ASSIGNED TASK -
When you set down the entries, keep every word exactly as it is but drop the pictures.

DATASET RECORDS -
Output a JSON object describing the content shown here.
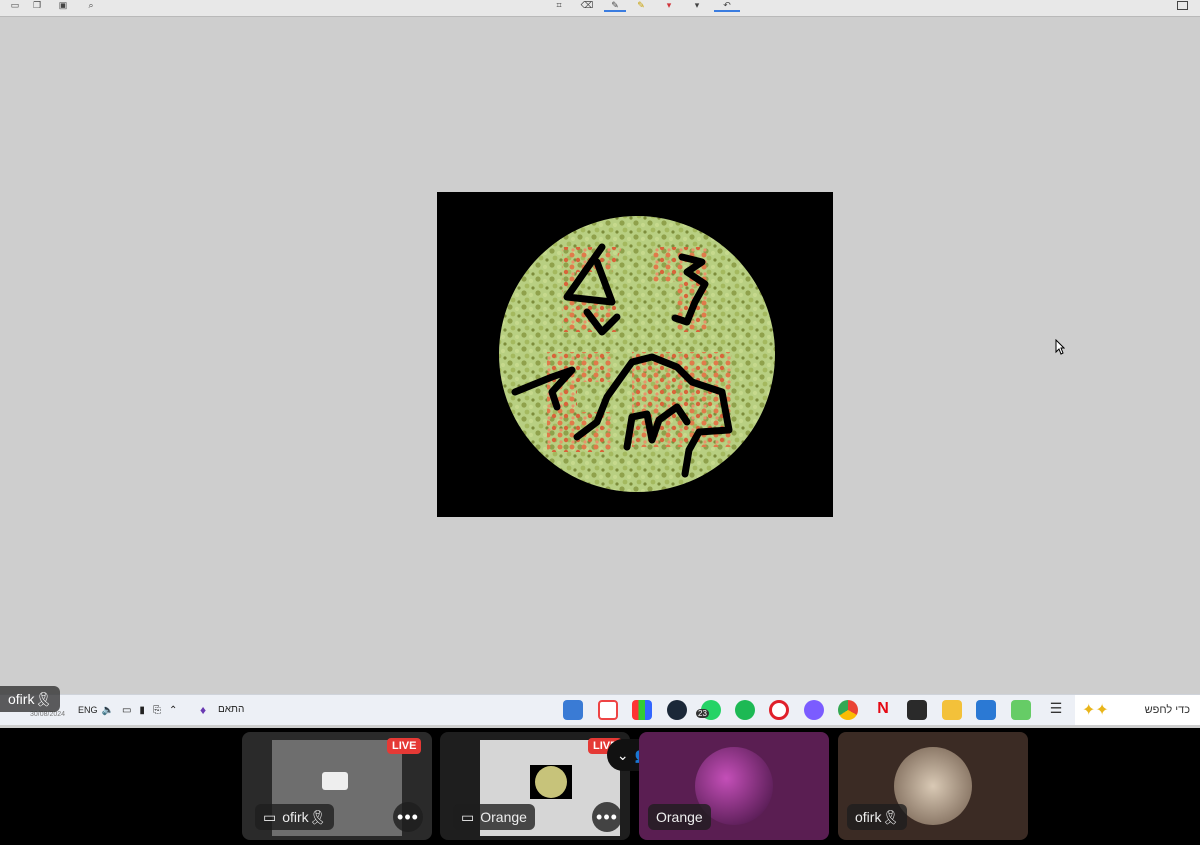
{
  "viewer": {
    "toolbar_icons": [
      "crop-icon",
      "eraser-icon",
      "pen-icon",
      "highlighter-icon",
      "marker-icon",
      "pen-dark-icon",
      "undo-icon"
    ]
  },
  "overlay": {
    "presenter_name": "ofirk🎗"
  },
  "taskbar": {
    "language": "ENG",
    "tray_date": "30/08/2024",
    "weather_label": "התאם",
    "search_placeholder": "כדי לחפש",
    "badge_count": "23"
  },
  "participants": [
    {
      "name": "ofirk🎗",
      "live_label": "LIVE"
    },
    {
      "name": "Orange",
      "live_label": "LIVE"
    },
    {
      "name": "Orange"
    },
    {
      "name": "ofirk🎗"
    }
  ],
  "colors": {
    "live": "#e53935",
    "tile_purple": "#5a1e52",
    "tile_brown": "#3b2b24",
    "screen_bg": "#cecece"
  }
}
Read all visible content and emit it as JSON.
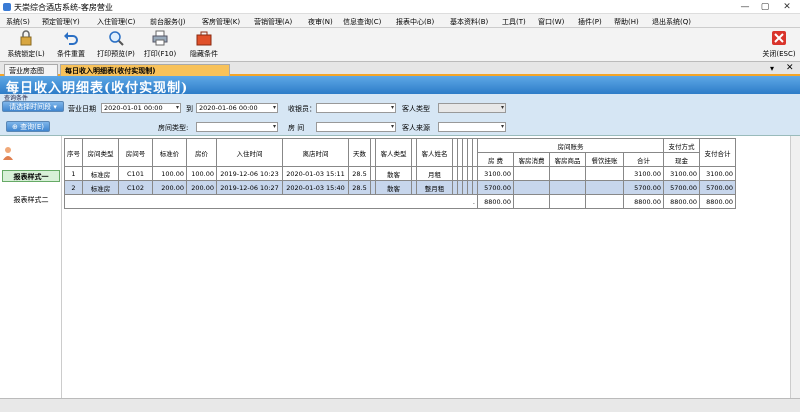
{
  "window": {
    "title": "天崇综合酒店系统-客房营业",
    "min": "—",
    "max": "▢",
    "close": "✕"
  },
  "menus": [
    "系统(S)",
    "预定管理(Y)",
    "入住管理(C)",
    "前台服务(J)",
    "客房管理(K)",
    "营销管理(A)",
    "夜审(N)",
    "信息查询(C)",
    "报表中心(B)",
    "基本资料(B)",
    "工具(T)",
    "窗口(W)",
    "插件(P)",
    "帮助(H)",
    "退出系统(Q)"
  ],
  "toolbar": {
    "lock": "系统锁定(L)",
    "reset": "条件重置",
    "preview": "打印预览(P)",
    "print": "打印(F10)",
    "hide": "隐藏条件",
    "close": "关闭(ESC)"
  },
  "tabs": {
    "tab1": "营业房态图",
    "tab2": "每日收入明细表(收付实现制)",
    "menu": "▾",
    "close": "✕"
  },
  "report_title": "每日收入明细表(收付实现制)",
  "query": {
    "group_label": "查询条件",
    "quick_select": "请选择时间段",
    "search_btn": "查询(E)",
    "date_label": "营业日期",
    "date_from": "2020-01-01 00:00",
    "to_label": "到",
    "date_to": "2020-01-06 00:00",
    "cashier_label": "收银员：",
    "cashier_value": "",
    "guest_type_label": "客人类型",
    "room_type_label": "房间类型:",
    "room_label": "房  间",
    "guest_source_label": "客人来源"
  },
  "side": {
    "style1": "报表样式一",
    "style2": "报表样式二"
  },
  "table": {
    "headers": {
      "seq": "序号",
      "room_type": "房间类型",
      "room_no": "房间号",
      "std_price": "标准价",
      "price": "房价",
      "checkin": "入住时间",
      "checkout": "离店时间",
      "days": "天数",
      "guest_type": "客人类型",
      "guest_name": "客人姓名",
      "room_account": "房间账务",
      "room_fee": "房 费",
      "room_consume": "客房消费",
      "room_goods": "客房商品",
      "meal": "餐饮挂账",
      "subtotal": "合计",
      "pay_method": "支付方式",
      "cash": "现金",
      "pay_total": "支付合计"
    },
    "rows": [
      {
        "seq": "1",
        "room_type": "标准房",
        "room_no": "C101",
        "std_price": "100.00",
        "price": "100.00",
        "checkin": "2019-12-06 10:23",
        "checkout": "2020-01-03 15:11",
        "days": "28.5",
        "guest_type": "散客",
        "guest_name": "月租",
        "room_fee": "3100.00",
        "subtotal": "3100.00",
        "cash": "3100.00",
        "pay_total": "3100.00"
      },
      {
        "seq": "2",
        "room_type": "标准房",
        "room_no": "C102",
        "std_price": "200.00",
        "price": "200.00",
        "checkin": "2019-12-06 10:27",
        "checkout": "2020-01-03 15:40",
        "days": "28.5",
        "guest_type": "散客",
        "guest_name": "整月租",
        "room_fee": "5700.00",
        "subtotal": "5700.00",
        "cash": "5700.00",
        "pay_total": "5700.00"
      }
    ],
    "totals": {
      "room_fee": "8800.00",
      "subtotal": "8800.00",
      "cash": "8800.00",
      "pay_total": "8800.00",
      "dot": "."
    }
  }
}
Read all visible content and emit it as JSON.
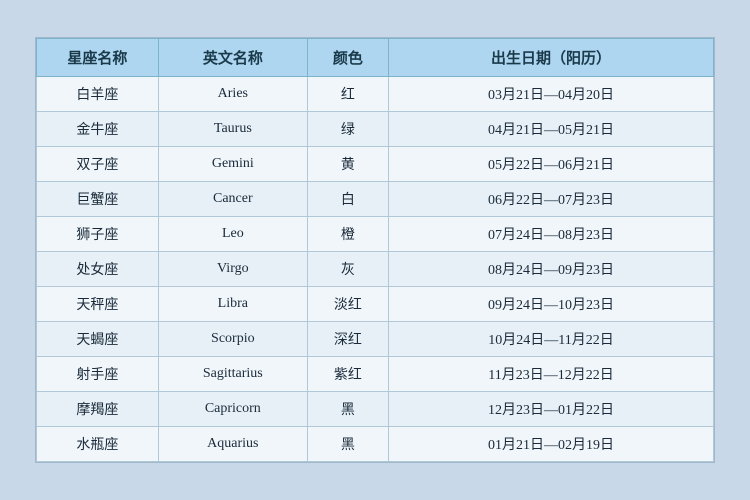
{
  "table": {
    "headers": {
      "chinese_name": "星座名称",
      "english_name": "英文名称",
      "color": "颜色",
      "date_range": "出生日期（阳历）"
    },
    "rows": [
      {
        "chinese": "白羊座",
        "english": "Aries",
        "color": "红",
        "date": "03月21日—04月20日"
      },
      {
        "chinese": "金牛座",
        "english": "Taurus",
        "color": "绿",
        "date": "04月21日—05月21日"
      },
      {
        "chinese": "双子座",
        "english": "Gemini",
        "color": "黄",
        "date": "05月22日—06月21日"
      },
      {
        "chinese": "巨蟹座",
        "english": "Cancer",
        "color": "白",
        "date": "06月22日—07月23日"
      },
      {
        "chinese": "狮子座",
        "english": "Leo",
        "color": "橙",
        "date": "07月24日—08月23日"
      },
      {
        "chinese": "处女座",
        "english": "Virgo",
        "color": "灰",
        "date": "08月24日—09月23日"
      },
      {
        "chinese": "天秤座",
        "english": "Libra",
        "color": "淡红",
        "date": "09月24日—10月23日"
      },
      {
        "chinese": "天蝎座",
        "english": "Scorpio",
        "color": "深红",
        "date": "10月24日—11月22日"
      },
      {
        "chinese": "射手座",
        "english": "Sagittarius",
        "color": "紫红",
        "date": "11月23日—12月22日"
      },
      {
        "chinese": "摩羯座",
        "english": "Capricorn",
        "color": "黑",
        "date": "12月23日—01月22日"
      },
      {
        "chinese": "水瓶座",
        "english": "Aquarius",
        "color": "黑",
        "date": "01月21日—02月19日"
      }
    ]
  }
}
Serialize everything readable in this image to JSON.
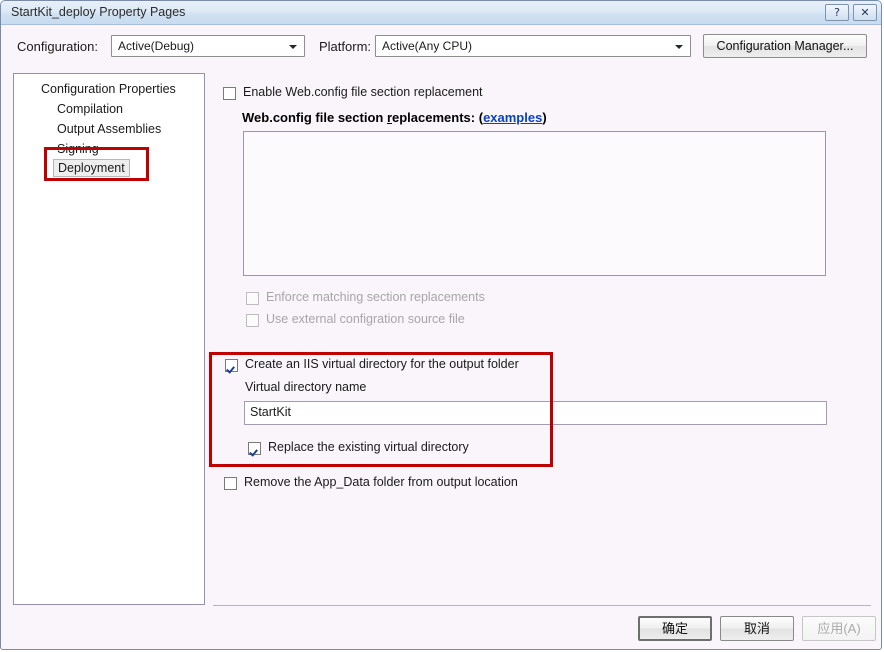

RESPONSE BELOW -
Output a JSON object describing the content shown here.
{
  "viewer": {
    "toolbar_icons": [
      "crop-icon",
      "eraser-icon",
      "pen-icon",
      "highlighter-icon",
      "marker-icon",
      "pen-dark-icon",
      "undo-icon"
    ]
  },
  "overlay": {
    "presenter_name": "ofirk🎗"
  },
  "taskbar": {
    "language": "ENG",
    "tray_date": "30/08/2024",
    "weather_label": "התאם",
    "search_placeholder": "כדי לחפש",
    "badge_count": "23"
  },
  "participants": [
    {
      "name": "ofirk🎗",
      "live_label": "LIVE"
    },
    {
      "name": "Orange",
      "live_label": "LIVE"
    },
    {
      "name": "Orange"
    },
    {
      "name": "ofirk🎗"
    }
  ],
  "colors": {
    "live": "#e53935",
    "tile_purple": "#5a1e52",
    "tile_brown": "#3b2b24",
    "screen_bg": "#cecece"
  }
}
Read all visible content and emit it as JSON.
{
  "window": {
    "title": "天崇综合酒店系统-客房营业",
    "min": "—",
    "max": "▢",
    "close": "✕"
  },
  "menus": [
    "系统(S)",
    "预定管理(Y)",
    "入住管理(C)",
    "前台服务(J)",
    "客房管理(K)",
    "营销管理(A)",
    "夜审(N)",
    "信息查询(C)",
    "报表中心(B)",
    "基本资料(B)",
    "工具(T)",
    "窗口(W)",
    "插件(P)",
    "帮助(H)",
    "退出系统(Q)"
  ],
  "toolbar": {
    "lock": "系统锁定(L)",
    "reset": "条件重置",
    "preview": "打印预览(P)",
    "print": "打印(F10)",
    "hide": "隐藏条件",
    "close": "关闭(ESC)"
  },
  "tabs": {
    "tab1": "营业房态图",
    "tab2": "每日收入明细表(收付实现制)",
    "menu": "▾",
    "close": "✕"
  },
  "report_title": "每日收入明细表(收付实现制)",
  "query": {
    "group_label": "查询条件",
    "quick_select": "请选择时间段",
    "search_btn": "查询(E)",
    "date_label": "营业日期",
    "date_from": "2020-01-01 00:00",
    "to_label": "到",
    "date_to": "2020-01-06 00:00",
    "cashier_label": "收银员：",
    "cashier_value": "",
    "guest_type_label": "客人类型",
    "room_type_label": "房间类型:",
    "room_label": "房  间",
    "guest_source_label": "客人来源"
  },
  "side": {
    "style1": "报表样式一",
    "style2": "报表样式二"
  },
  "table": {
    "headers": {
      "seq": "序号",
      "room_type": "房间类型",
      "room_no": "房间号",
      "std_price": "标准价",
      "price": "房价",
      "checkin": "入住时间",
      "checkout": "离店时间",
      "days": "天数",
      "guest_type": "客人类型",
      "guest_name": "客人姓名",
      "room_account": "房间账务",
      "room_fee": "房 费",
      "room_consume": "客房消费",
      "room_goods": "客房商品",
      "meal": "餐饮挂账",
      "subtotal": "合计",
      "pay_method": "支付方式",
      "cash": "现金",
      "pay_total": "支付合计"
    },
    "rows": [
      {
        "seq": "1",
        "room_type": "标准房",
        "room_no": "C101",
        "std_price": "100.00",
        "price": "100.00",
        "checkin": "2019-12-06 10:23",
        "checkout": "2020-01-03 15:11",
        "days": "28.5",
        "guest_type": "散客",
        "guest_name": "月租",
        "room_fee": "3100.00",
        "subtotal": "3100.00",
        "cash": "3100.00",
        "pay_total": "3100.00"
      },
      {
        "seq": "2",
        "room_type": "标准房",
        "room_no": "C102",
        "std_price": "200.00",
        "price": "200.00",
        "checkin": "2019-12-06 10:27",
        "checkout": "2020-01-03 15:40",
        "days": "28.5",
        "guest_type": "散客",
        "guest_name": "整月租",
        "room_fee": "5700.00",
        "subtotal": "5700.00",
        "cash": "5700.00",
        "pay_total": "5700.00"
      }
    ],
    "totals": {
      "room_fee": "8800.00",
      "subtotal": "8800.00",
      "cash": "8800.00",
      "pay_total": "8800.00",
      "dot": "."
    }
  }
}
Read all visible content and emit it as JSON.
{
  "table": {
    "headers": {
      "chinese_name": "星座名称",
      "english_name": "英文名称",
      "color": "颜色",
      "date_range": "出生日期（阳历）"
    },
    "rows": [
      {
        "chinese": "白羊座",
        "english": "Aries",
        "color": "红",
        "date": "03月21日—04月20日"
      },
      {
        "chinese": "金牛座",
        "english": "Taurus",
        "color": "绿",
        "date": "04月21日—05月21日"
      },
      {
        "chinese": "双子座",
        "english": "Gemini",
        "color": "黄",
        "date": "05月22日—06月21日"
      },
      {
        "chinese": "巨蟹座",
        "english": "Cancer",
        "color": "白",
        "date": "06月22日—07月23日"
      },
      {
        "chinese": "狮子座",
        "english": "Leo",
        "color": "橙",
        "date": "07月24日—08月23日"
      },
      {
        "chinese": "处女座",
        "english": "Virgo",
        "color": "灰",
        "date": "08月24日—09月23日"
      },
      {
        "chinese": "天秤座",
        "english": "Libra",
        "color": "淡红",
        "date": "09月24日—10月23日"
      },
      {
        "chinese": "天蝎座",
        "english": "Scorpio",
        "color": "深红",
        "date": "10月24日—11月22日"
      },
      {
        "chinese": "射手座",
        "english": "Sagittarius",
        "color": "紫红",
        "date": "11月23日—12月22日"
      },
      {
        "chinese": "摩羯座",
        "english": "Capricorn",
        "color": "黑",
        "date": "12月23日—01月22日"
      },
      {
        "chinese": "水瓶座",
        "english": "Aquarius",
        "color": "黑",
        "date": "01月21日—02月19日"
      }
    ]
  }
}
Serialize everything readable in this image to JSON.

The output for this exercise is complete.